======== Data extract ========
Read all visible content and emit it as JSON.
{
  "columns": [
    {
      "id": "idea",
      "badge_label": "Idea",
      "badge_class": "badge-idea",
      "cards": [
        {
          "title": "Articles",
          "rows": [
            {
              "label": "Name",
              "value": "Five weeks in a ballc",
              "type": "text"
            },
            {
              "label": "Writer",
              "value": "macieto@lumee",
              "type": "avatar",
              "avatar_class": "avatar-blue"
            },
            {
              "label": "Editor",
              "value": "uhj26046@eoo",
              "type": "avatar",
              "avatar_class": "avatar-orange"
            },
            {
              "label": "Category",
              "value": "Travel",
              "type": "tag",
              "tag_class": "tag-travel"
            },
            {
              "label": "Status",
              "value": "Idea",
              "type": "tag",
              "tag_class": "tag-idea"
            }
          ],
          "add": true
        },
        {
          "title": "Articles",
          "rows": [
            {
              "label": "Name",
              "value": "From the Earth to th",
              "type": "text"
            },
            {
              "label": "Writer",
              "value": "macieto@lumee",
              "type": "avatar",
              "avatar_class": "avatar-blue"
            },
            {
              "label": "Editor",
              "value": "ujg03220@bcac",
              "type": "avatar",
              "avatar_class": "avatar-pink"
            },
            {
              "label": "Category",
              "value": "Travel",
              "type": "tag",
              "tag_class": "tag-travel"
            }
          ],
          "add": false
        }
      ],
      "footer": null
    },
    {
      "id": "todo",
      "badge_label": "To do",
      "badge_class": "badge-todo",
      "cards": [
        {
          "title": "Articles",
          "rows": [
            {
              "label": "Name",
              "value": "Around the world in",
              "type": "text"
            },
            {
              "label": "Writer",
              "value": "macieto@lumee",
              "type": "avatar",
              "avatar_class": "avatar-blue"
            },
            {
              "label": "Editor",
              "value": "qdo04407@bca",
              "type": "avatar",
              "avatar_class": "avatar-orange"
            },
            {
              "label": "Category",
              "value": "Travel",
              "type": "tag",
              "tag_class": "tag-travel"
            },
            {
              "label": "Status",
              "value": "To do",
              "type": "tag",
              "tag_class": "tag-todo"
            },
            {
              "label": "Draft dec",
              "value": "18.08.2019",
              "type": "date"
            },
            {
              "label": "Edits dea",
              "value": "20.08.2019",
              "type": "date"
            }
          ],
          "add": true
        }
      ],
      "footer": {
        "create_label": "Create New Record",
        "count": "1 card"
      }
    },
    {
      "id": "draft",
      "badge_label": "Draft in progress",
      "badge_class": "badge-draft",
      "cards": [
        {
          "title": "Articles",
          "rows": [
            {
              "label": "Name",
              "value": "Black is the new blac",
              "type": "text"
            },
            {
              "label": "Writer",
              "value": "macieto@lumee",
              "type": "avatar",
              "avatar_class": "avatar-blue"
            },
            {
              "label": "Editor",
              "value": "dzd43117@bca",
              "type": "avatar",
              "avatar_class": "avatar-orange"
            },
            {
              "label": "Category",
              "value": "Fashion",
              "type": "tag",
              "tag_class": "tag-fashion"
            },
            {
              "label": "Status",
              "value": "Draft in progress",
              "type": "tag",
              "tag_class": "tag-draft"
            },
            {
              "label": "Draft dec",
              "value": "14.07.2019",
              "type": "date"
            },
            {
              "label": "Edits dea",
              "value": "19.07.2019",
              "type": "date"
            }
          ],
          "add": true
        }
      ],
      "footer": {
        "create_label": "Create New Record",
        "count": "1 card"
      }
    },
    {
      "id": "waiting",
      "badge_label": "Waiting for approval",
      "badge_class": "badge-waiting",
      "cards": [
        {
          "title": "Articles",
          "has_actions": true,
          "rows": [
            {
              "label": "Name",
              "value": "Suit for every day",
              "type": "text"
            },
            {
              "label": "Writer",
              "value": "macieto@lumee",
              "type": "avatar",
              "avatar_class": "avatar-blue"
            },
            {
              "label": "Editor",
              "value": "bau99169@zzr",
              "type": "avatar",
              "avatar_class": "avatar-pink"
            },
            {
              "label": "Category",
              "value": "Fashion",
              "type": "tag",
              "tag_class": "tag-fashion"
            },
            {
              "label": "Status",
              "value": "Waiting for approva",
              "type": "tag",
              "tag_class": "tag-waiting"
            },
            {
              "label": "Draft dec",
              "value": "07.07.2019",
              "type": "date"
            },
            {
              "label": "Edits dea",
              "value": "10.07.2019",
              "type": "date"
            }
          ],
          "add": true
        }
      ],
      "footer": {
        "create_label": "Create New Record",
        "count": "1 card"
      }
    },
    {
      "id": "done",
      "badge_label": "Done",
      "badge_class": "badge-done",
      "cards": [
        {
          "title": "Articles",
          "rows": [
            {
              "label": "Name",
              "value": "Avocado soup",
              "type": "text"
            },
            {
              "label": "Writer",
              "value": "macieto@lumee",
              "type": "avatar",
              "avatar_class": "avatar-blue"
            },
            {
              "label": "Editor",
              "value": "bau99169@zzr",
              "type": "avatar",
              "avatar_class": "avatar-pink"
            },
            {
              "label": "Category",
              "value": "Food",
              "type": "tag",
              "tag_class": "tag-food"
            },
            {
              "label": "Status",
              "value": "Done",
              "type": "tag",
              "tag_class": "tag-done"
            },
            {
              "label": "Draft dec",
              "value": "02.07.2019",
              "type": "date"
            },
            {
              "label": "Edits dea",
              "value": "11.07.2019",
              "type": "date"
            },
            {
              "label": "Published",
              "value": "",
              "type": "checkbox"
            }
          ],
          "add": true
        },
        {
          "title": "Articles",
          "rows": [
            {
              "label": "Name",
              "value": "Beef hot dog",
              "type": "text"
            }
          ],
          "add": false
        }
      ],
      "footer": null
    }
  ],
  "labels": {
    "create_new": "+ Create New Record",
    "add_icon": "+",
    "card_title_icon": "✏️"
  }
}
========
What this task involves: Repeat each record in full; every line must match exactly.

Task output:
Read all visible content and emit it as JSON.
{
  "columns": [
    {
      "id": "idea",
      "badge_label": "Idea",
      "badge_class": "badge-idea",
      "cards": [
        {
          "title": "Articles",
          "rows": [
            {
              "label": "Name",
              "value": "Five weeks in a ballc",
              "type": "text"
            },
            {
              "label": "Writer",
              "value": "macieto@lumee",
              "type": "avatar",
              "avatar_class": "avatar-blue"
            },
            {
              "label": "Editor",
              "value": "uhj26046@eoo",
              "type": "avatar",
              "avatar_class": "avatar-orange"
            },
            {
              "label": "Category",
              "value": "Travel",
              "type": "tag",
              "tag_class": "tag-travel"
            },
            {
              "label": "Status",
              "value": "Idea",
              "type": "tag",
              "tag_class": "tag-idea"
            }
          ],
          "add": true
        },
        {
          "title": "Articles",
          "rows": [
            {
              "label": "Name",
              "value": "From the Earth to th",
              "type": "text"
            },
            {
              "label": "Writer",
              "value": "macieto@lumee",
              "type": "avatar",
              "avatar_class": "avatar-blue"
            },
            {
              "label": "Editor",
              "value": "ujg03220@bcac",
              "type": "avatar",
              "avatar_class": "avatar-pink"
            },
            {
              "label": "Category",
              "value": "Travel",
              "type": "tag",
              "tag_class": "tag-travel"
            }
          ],
          "add": false
        }
      ],
      "footer": null
    },
    {
      "id": "todo",
      "badge_label": "To do",
      "badge_class": "badge-todo",
      "cards": [
        {
          "title": "Articles",
          "rows": [
            {
              "label": "Name",
              "value": "Around the world in",
              "type": "text"
            },
            {
              "label": "Writer",
              "value": "macieto@lumee",
              "type": "avatar",
              "avatar_class": "avatar-blue"
            },
            {
              "label": "Editor",
              "value": "qdo04407@bca",
              "type": "avatar",
              "avatar_class": "avatar-orange"
            },
            {
              "label": "Category",
              "value": "Travel",
              "type": "tag",
              "tag_class": "tag-travel"
            },
            {
              "label": "Status",
              "value": "To do",
              "type": "tag",
              "tag_class": "tag-todo"
            },
            {
              "label": "Draft dec",
              "value": "18.08.2019",
              "type": "date"
            },
            {
              "label": "Edits dea",
              "value": "20.08.2019",
              "type": "date"
            }
          ],
          "add": true
        }
      ],
      "footer": {
        "create_label": "Create New Record",
        "count": "1 card"
      }
    },
    {
      "id": "draft",
      "badge_label": "Draft in progress",
      "badge_class": "badge-draft",
      "cards": [
        {
          "title": "Articles",
          "rows": [
            {
              "label": "Name",
              "value": "Black is the new blac",
              "type": "text"
            },
            {
              "label": "Writer",
              "value": "macieto@lumee",
              "type": "avatar",
              "avatar_class": "avatar-blue"
            },
            {
              "label": "Editor",
              "value": "dzd43117@bca",
              "type": "avatar",
              "avatar_class": "avatar-orange"
            },
            {
              "label": "Category",
              "value": "Fashion",
              "type": "tag",
              "tag_class": "tag-fashion"
            },
            {
              "label": "Status",
              "value": "Draft in progress",
              "type": "tag",
              "tag_class": "tag-draft"
            },
            {
              "label": "Draft dec",
              "value": "14.07.2019",
              "type": "date"
            },
            {
              "label": "Edits dea",
              "value": "19.07.2019",
              "type": "date"
            }
          ],
          "add": true
        }
      ],
      "footer": {
        "create_label": "Create New Record",
        "count": "1 card"
      }
    },
    {
      "id": "waiting",
      "badge_label": "Waiting for approval",
      "badge_class": "badge-waiting",
      "cards": [
        {
          "title": "Articles",
          "has_actions": true,
          "rows": [
            {
              "label": "Name",
              "value": "Suit for every day",
              "type": "text"
            },
            {
              "label": "Writer",
              "value": "macieto@lumee",
              "type": "avatar",
              "avatar_class": "avatar-blue"
            },
            {
              "label": "Editor",
              "value": "bau99169@zzr",
              "type": "avatar",
              "avatar_class": "avatar-pink"
            },
            {
              "label": "Category",
              "value": "Fashion",
              "type": "tag",
              "tag_class": "tag-fashion"
            },
            {
              "label": "Status",
              "value": "Waiting for approva",
              "type": "tag",
              "tag_class": "tag-waiting"
            },
            {
              "label": "Draft dec",
              "value": "07.07.2019",
              "type": "date"
            },
            {
              "label": "Edits dea",
              "value": "10.07.2019",
              "type": "date"
            }
          ],
          "add": true
        }
      ],
      "footer": {
        "create_label": "Create New Record",
        "count": "1 card"
      }
    },
    {
      "id": "done",
      "badge_label": "Done",
      "badge_class": "badge-done",
      "cards": [
        {
          "title": "Articles",
          "rows": [
            {
              "label": "Name",
              "value": "Avocado soup",
              "type": "text"
            },
            {
              "label": "Writer",
              "value": "macieto@lumee",
              "type": "avatar",
              "avatar_class": "avatar-blue"
            },
            {
              "label": "Editor",
              "value": "bau99169@zzr",
              "type": "avatar",
              "avatar_class": "avatar-pink"
            },
            {
              "label": "Category",
              "value": "Food",
              "type": "tag",
              "tag_class": "tag-food"
            },
            {
              "label": "Status",
              "value": "Done",
              "type": "tag",
              "tag_class": "tag-done"
            },
            {
              "label": "Draft dec",
              "value": "02.07.2019",
              "type": "date"
            },
            {
              "label": "Edits dea",
              "value": "11.07.2019",
              "type": "date"
            },
            {
              "label": "Published",
              "value": "",
              "type": "checkbox"
            }
          ],
          "add": true
        },
        {
          "title": "Articles",
          "rows": [
            {
              "label": "Name",
              "value": "Beef hot dog",
              "type": "text"
            }
          ],
          "add": false
        }
      ],
      "footer": null
    }
  ],
  "labels": {
    "create_new": "+ Create New Record",
    "add_icon": "+",
    "card_title_icon": "✏️"
  }
}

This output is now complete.